Dataset excerpts:
+-------+

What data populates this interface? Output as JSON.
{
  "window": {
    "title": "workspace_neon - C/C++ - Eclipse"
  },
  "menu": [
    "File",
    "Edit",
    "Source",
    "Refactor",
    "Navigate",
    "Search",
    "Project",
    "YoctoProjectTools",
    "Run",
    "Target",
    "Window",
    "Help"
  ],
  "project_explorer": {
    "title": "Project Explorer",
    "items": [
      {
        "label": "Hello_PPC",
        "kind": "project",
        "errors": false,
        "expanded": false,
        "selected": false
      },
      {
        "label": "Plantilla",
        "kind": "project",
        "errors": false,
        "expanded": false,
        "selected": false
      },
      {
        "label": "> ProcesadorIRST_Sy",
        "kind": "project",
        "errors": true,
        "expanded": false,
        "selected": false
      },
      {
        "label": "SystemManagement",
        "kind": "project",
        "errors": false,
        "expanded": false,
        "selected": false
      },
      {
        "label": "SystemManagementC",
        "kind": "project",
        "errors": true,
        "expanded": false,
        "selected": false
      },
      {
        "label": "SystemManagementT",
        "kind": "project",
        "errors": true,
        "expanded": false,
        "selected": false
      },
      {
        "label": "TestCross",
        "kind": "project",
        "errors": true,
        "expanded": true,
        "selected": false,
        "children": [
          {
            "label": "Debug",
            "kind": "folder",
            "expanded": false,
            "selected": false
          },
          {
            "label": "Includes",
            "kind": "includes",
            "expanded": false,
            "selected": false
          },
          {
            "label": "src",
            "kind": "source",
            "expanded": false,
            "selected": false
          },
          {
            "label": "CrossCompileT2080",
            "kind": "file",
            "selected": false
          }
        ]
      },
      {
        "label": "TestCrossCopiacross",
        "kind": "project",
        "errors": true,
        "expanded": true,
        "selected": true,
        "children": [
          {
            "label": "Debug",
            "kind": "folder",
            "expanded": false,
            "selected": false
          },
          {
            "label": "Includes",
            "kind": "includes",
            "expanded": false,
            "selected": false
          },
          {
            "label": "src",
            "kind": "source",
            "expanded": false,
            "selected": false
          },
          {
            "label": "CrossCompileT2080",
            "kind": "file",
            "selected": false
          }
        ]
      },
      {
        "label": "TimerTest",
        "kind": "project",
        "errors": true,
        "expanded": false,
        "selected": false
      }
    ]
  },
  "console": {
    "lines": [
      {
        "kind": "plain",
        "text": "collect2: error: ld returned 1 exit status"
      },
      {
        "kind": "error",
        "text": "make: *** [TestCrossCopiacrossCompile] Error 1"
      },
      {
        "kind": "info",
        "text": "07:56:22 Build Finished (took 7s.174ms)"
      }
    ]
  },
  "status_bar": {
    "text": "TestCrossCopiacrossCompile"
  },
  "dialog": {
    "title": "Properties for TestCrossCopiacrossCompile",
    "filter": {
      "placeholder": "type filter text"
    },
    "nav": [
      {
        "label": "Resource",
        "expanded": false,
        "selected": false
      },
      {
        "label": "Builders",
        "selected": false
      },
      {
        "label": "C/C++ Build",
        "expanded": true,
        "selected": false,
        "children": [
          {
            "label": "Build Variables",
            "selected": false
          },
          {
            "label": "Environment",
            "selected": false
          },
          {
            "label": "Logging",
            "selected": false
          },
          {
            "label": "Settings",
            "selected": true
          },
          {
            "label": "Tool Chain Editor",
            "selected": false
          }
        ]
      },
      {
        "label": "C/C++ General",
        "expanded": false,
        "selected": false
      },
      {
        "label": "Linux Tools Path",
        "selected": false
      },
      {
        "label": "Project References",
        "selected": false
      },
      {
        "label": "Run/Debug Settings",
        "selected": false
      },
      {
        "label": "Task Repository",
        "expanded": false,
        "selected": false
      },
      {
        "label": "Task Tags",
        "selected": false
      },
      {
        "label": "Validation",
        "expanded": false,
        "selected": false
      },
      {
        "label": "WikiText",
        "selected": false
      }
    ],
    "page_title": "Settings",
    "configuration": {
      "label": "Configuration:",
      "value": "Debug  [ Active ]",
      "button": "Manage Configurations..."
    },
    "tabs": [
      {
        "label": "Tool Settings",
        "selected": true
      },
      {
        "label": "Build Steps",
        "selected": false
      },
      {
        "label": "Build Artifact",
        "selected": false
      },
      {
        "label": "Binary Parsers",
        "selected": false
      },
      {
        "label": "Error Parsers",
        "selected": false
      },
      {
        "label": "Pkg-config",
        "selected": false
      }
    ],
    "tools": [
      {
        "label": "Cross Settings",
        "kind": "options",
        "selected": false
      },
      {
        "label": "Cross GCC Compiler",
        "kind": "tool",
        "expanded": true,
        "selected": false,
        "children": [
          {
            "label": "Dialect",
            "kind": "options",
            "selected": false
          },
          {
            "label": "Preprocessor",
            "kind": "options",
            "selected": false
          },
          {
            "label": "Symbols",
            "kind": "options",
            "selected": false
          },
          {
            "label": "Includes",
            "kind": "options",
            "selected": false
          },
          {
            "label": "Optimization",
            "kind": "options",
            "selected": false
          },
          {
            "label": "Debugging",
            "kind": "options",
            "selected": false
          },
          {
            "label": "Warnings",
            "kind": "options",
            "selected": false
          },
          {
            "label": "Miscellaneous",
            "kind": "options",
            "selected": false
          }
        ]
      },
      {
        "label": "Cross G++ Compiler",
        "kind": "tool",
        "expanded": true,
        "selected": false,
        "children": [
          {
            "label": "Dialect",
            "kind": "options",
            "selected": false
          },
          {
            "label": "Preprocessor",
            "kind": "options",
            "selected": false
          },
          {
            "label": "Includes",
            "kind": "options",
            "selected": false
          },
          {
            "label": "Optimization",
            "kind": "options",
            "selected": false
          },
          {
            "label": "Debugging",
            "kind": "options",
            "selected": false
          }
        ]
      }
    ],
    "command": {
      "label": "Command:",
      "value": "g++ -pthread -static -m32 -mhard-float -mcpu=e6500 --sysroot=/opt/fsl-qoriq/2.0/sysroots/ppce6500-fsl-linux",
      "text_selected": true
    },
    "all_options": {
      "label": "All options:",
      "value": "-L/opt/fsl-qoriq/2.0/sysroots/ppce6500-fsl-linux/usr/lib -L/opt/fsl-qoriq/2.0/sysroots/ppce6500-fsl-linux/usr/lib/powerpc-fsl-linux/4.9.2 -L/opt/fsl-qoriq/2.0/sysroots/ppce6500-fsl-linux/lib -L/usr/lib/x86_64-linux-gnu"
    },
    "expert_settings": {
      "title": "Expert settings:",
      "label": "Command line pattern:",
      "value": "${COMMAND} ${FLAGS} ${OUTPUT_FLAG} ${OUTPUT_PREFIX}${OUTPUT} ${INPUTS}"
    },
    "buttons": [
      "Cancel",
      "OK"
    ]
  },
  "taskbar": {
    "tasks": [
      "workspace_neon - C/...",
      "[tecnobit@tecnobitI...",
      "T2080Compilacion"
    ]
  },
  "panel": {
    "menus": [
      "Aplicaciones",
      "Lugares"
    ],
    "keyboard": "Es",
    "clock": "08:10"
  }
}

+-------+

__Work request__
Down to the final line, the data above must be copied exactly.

__Task output__
What data populates this interface? Output as JSON.
{
  "window": {
    "title": "workspace_neon - C/C++ - Eclipse"
  },
  "menu": [
    "File",
    "Edit",
    "Source",
    "Refactor",
    "Navigate",
    "Search",
    "Project",
    "YoctoProjectTools",
    "Run",
    "Target",
    "Window",
    "Help"
  ],
  "project_explorer": {
    "title": "Project Explorer",
    "items": [
      {
        "label": "Hello_PPC",
        "kind": "project",
        "errors": false,
        "expanded": false,
        "selected": false
      },
      {
        "label": "Plantilla",
        "kind": "project",
        "errors": false,
        "expanded": false,
        "selected": false
      },
      {
        "label": "> ProcesadorIRST_Sy",
        "kind": "project",
        "errors": true,
        "expanded": false,
        "selected": false
      },
      {
        "label": "SystemManagement",
        "kind": "project",
        "errors": false,
        "expanded": false,
        "selected": false
      },
      {
        "label": "SystemManagementC",
        "kind": "project",
        "errors": true,
        "expanded": false,
        "selected": false
      },
      {
        "label": "SystemManagementT",
        "kind": "project",
        "errors": true,
        "expanded": false,
        "selected": false
      },
      {
        "label": "TestCross",
        "kind": "project",
        "errors": true,
        "expanded": true,
        "selected": false,
        "children": [
          {
            "label": "Debug",
            "kind": "folder",
            "expanded": false,
            "selected": false
          },
          {
            "label": "Includes",
            "kind": "includes",
            "expanded": false,
            "selected": false
          },
          {
            "label": "src",
            "kind": "source",
            "expanded": false,
            "selected": false
          },
          {
            "label": "CrossCompileT2080",
            "kind": "file",
            "selected": false
          }
        ]
      },
      {
        "label": "TestCrossCopiacross",
        "kind": "project",
        "errors": true,
        "expanded": true,
        "selected": true,
        "children": [
          {
            "label": "Debug",
            "kind": "folder",
            "expanded": false,
            "selected": false
          },
          {
            "label": "Includes",
            "kind": "includes",
            "expanded": false,
            "selected": false
          },
          {
            "label": "src",
            "kind": "source",
            "expanded": false,
            "selected": false
          },
          {
            "label": "CrossCompileT2080",
            "kind": "file",
            "selected": false
          }
        ]
      },
      {
        "label": "TimerTest",
        "kind": "project",
        "errors": true,
        "expanded": false,
        "selected": false
      }
    ]
  },
  "console": {
    "lines": [
      {
        "kind": "plain",
        "text": "collect2: error: ld returned 1 exit status"
      },
      {
        "kind": "error",
        "text": "make: *** [TestCrossCopiacrossCompile] Error 1"
      },
      {
        "kind": "info",
        "text": "07:56:22 Build Finished (took 7s.174ms)"
      }
    ]
  },
  "status_bar": {
    "text": "TestCrossCopiacrossCompile"
  },
  "dialog": {
    "title": "Properties for TestCrossCopiacrossCompile",
    "filter": {
      "placeholder": "type filter text"
    },
    "nav": [
      {
        "label": "Resource",
        "expanded": false,
        "selected": false
      },
      {
        "label": "Builders",
        "selected": false
      },
      {
        "label": "C/C++ Build",
        "expanded": true,
        "selected": false,
        "children": [
          {
            "label": "Build Variables",
            "selected": false
          },
          {
            "label": "Environment",
            "selected": false
          },
          {
            "label": "Logging",
            "selected": false
          },
          {
            "label": "Settings",
            "selected": true
          },
          {
            "label": "Tool Chain Editor",
            "selected": false
          }
        ]
      },
      {
        "label": "C/C++ General",
        "expanded": false,
        "selected": false
      },
      {
        "label": "Linux Tools Path",
        "selected": false
      },
      {
        "label": "Project References",
        "selected": false
      },
      {
        "label": "Run/Debug Settings",
        "selected": false
      },
      {
        "label": "Task Repository",
        "expanded": false,
        "selected": false
      },
      {
        "label": "Task Tags",
        "selected": false
      },
      {
        "label": "Validation",
        "expanded": false,
        "selected": false
      },
      {
        "label": "WikiText",
        "selected": false
      }
    ],
    "page_title": "Settings",
    "configuration": {
      "label": "Configuration:",
      "value": "Debug  [ Active ]",
      "button": "Manage Configurations..."
    },
    "tabs": [
      {
        "label": "Tool Settings",
        "selected": true
      },
      {
        "label": "Build Steps",
        "selected": false
      },
      {
        "label": "Build Artifact",
        "selected": false
      },
      {
        "label": "Binary Parsers",
        "selected": false
      },
      {
        "label": "Error Parsers",
        "selected": false
      },
      {
        "label": "Pkg-config",
        "selected": false
      }
    ],
    "tools": [
      {
        "label": "Cross Settings",
        "kind": "options",
        "selected": false
      },
      {
        "label": "Cross GCC Compiler",
        "kind": "tool",
        "expanded": true,
        "selected": false,
        "children": [
          {
            "label": "Dialect",
            "kind": "options",
            "selected": false
          },
          {
            "label": "Preprocessor",
            "kind": "options",
            "selected": false
          },
          {
            "label": "Symbols",
            "kind": "options",
            "selected": false
          },
          {
            "label": "Includes",
            "kind": "options",
            "selected": false
          },
          {
            "label": "Optimization",
            "kind": "options",
            "selected": false
          },
          {
            "label": "Debugging",
            "kind": "options",
            "selected": false
          },
          {
            "label": "Warnings",
            "kind": "options",
            "selected": false
          },
          {
            "label": "Miscellaneous",
            "kind": "options",
            "selected": false
          }
        ]
      },
      {
        "label": "Cross G++ Compiler",
        "kind": "tool",
        "expanded": true,
        "selected": false,
        "children": [
          {
            "label": "Dialect",
            "kind": "options",
            "selected": false
          },
          {
            "label": "Preprocessor",
            "kind": "options",
            "selected": false
          },
          {
            "label": "Includes",
            "kind": "options",
            "selected": false
          },
          {
            "label": "Optimization",
            "kind": "options",
            "selected": false
          },
          {
            "label": "Debugging",
            "kind": "options",
            "selected": false
          }
        ]
      }
    ],
    "command": {
      "label": "Command:",
      "value": "g++ -pthread -static -m32 -mhard-float -mcpu=e6500 --sysroot=/opt/fsl-qoriq/2.0/sysroots/ppce6500-fsl-linux",
      "text_selected": true
    },
    "all_options": {
      "label": "All options:",
      "value": "-L/opt/fsl-qoriq/2.0/sysroots/ppce6500-fsl-linux/usr/lib -L/opt/fsl-qoriq/2.0/sysroots/ppce6500-fsl-linux/usr/lib/powerpc-fsl-linux/4.9.2 -L/opt/fsl-qoriq/2.0/sysroots/ppce6500-fsl-linux/lib -L/usr/lib/x86_64-linux-gnu"
    },
    "expert_settings": {
      "title": "Expert settings:",
      "label": "Command line pattern:",
      "value": "${COMMAND} ${FLAGS} ${OUTPUT_FLAG} ${OUTPUT_PREFIX}${OUTPUT} ${INPUTS}"
    },
    "buttons": [
      "Cancel",
      "OK"
    ]
  },
  "taskbar": {
    "tasks": [
      "workspace_neon - C/...",
      "[tecnobit@tecnobitI...",
      "T2080Compilacion"
    ]
  },
  "panel": {
    "menus": [
      "Aplicaciones",
      "Lugares"
    ],
    "keyboard": "Es",
    "clock": "08:10"
  }
}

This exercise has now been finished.